● **WHAT THIS TASK INVOLVES**:
Repeat the lines below exactly as they appear, but leave out the images.

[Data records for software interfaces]
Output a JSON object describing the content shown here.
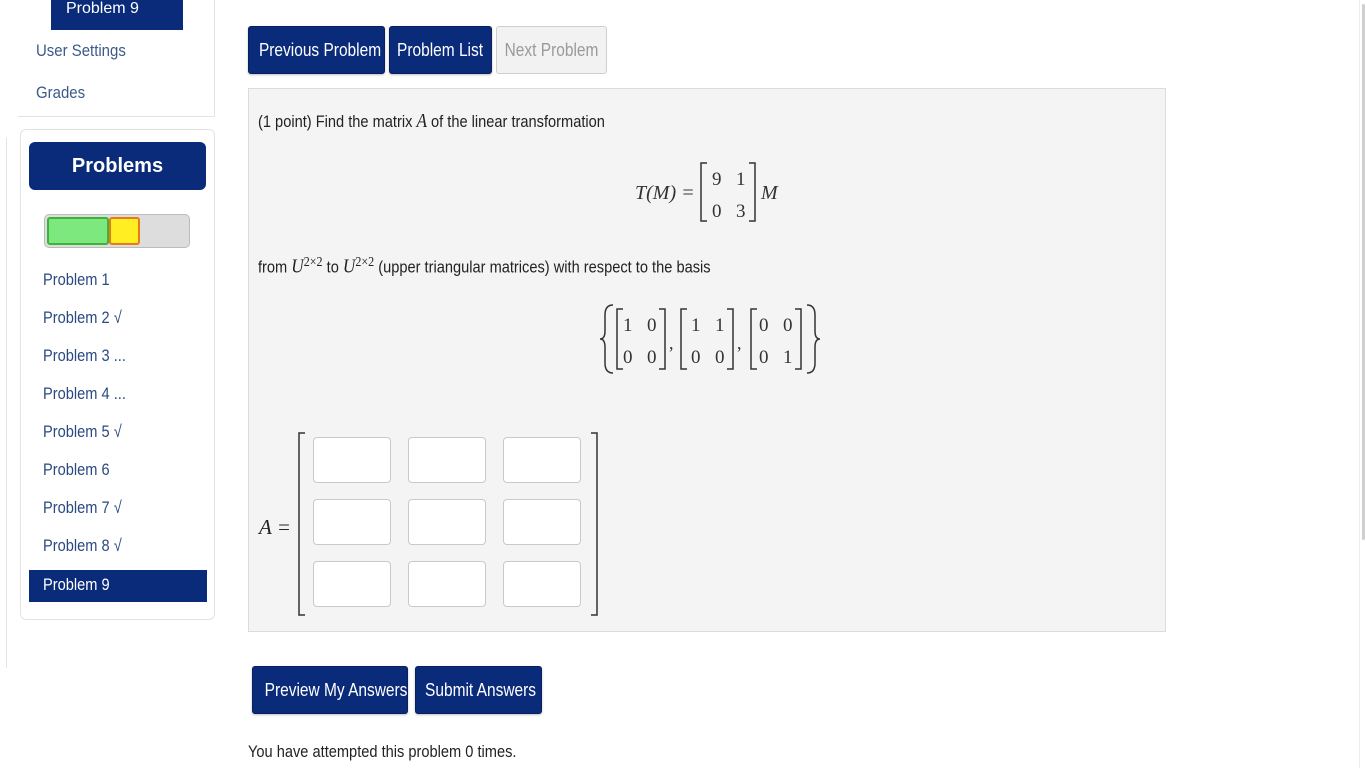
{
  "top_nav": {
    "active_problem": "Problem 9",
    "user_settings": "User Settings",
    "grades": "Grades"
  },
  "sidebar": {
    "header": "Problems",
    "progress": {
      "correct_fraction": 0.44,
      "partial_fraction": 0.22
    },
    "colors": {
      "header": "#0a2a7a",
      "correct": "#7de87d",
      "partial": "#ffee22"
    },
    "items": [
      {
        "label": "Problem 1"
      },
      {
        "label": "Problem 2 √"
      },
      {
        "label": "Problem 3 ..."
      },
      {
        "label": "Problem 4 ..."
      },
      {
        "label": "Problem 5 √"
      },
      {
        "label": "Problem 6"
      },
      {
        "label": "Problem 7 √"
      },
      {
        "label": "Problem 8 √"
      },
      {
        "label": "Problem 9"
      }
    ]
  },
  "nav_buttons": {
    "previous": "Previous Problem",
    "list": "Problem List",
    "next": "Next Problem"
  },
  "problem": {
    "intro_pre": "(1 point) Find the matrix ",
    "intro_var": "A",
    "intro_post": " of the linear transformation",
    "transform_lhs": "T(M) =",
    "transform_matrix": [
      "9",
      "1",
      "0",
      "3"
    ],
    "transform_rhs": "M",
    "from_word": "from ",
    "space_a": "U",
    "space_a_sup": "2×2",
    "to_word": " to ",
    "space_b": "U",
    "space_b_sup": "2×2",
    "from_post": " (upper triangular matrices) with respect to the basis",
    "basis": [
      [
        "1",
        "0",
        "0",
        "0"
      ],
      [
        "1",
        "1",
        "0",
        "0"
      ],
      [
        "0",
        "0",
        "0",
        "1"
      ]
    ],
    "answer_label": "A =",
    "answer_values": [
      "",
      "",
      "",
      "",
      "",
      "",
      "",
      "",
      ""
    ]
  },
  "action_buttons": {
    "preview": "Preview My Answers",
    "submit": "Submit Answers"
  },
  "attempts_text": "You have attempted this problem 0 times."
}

● **EXPECTED OUTPUT**:
Output a JSON object describing the content shown here.
{
  "top_nav": {
    "active_problem": "Problem 9",
    "user_settings": "User Settings",
    "grades": "Grades"
  },
  "sidebar": {
    "header": "Problems",
    "progress": {
      "correct_fraction": 0.44,
      "partial_fraction": 0.22
    },
    "colors": {
      "header": "#0a2a7a",
      "correct": "#7de87d",
      "partial": "#ffee22"
    },
    "items": [
      {
        "label": "Problem 1"
      },
      {
        "label": "Problem 2 √"
      },
      {
        "label": "Problem 3 ..."
      },
      {
        "label": "Problem 4 ..."
      },
      {
        "label": "Problem 5 √"
      },
      {
        "label": "Problem 6"
      },
      {
        "label": "Problem 7 √"
      },
      {
        "label": "Problem 8 √"
      },
      {
        "label": "Problem 9"
      }
    ]
  },
  "nav_buttons": {
    "previous": "Previous Problem",
    "list": "Problem List",
    "next": "Next Problem"
  },
  "problem": {
    "intro_pre": "(1 point) Find the matrix ",
    "intro_var": "A",
    "intro_post": " of the linear transformation",
    "transform_lhs": "T(M) =",
    "transform_matrix": [
      "9",
      "1",
      "0",
      "3"
    ],
    "transform_rhs": "M",
    "from_word": "from ",
    "space_a": "U",
    "space_a_sup": "2×2",
    "to_word": " to ",
    "space_b": "U",
    "space_b_sup": "2×2",
    "from_post": " (upper triangular matrices) with respect to the basis",
    "basis": [
      [
        "1",
        "0",
        "0",
        "0"
      ],
      [
        "1",
        "1",
        "0",
        "0"
      ],
      [
        "0",
        "0",
        "0",
        "1"
      ]
    ],
    "answer_label": "A =",
    "answer_values": [
      "",
      "",
      "",
      "",
      "",
      "",
      "",
      "",
      ""
    ]
  },
  "action_buttons": {
    "preview": "Preview My Answers",
    "submit": "Submit Answers"
  },
  "attempts_text": "You have attempted this problem 0 times."
}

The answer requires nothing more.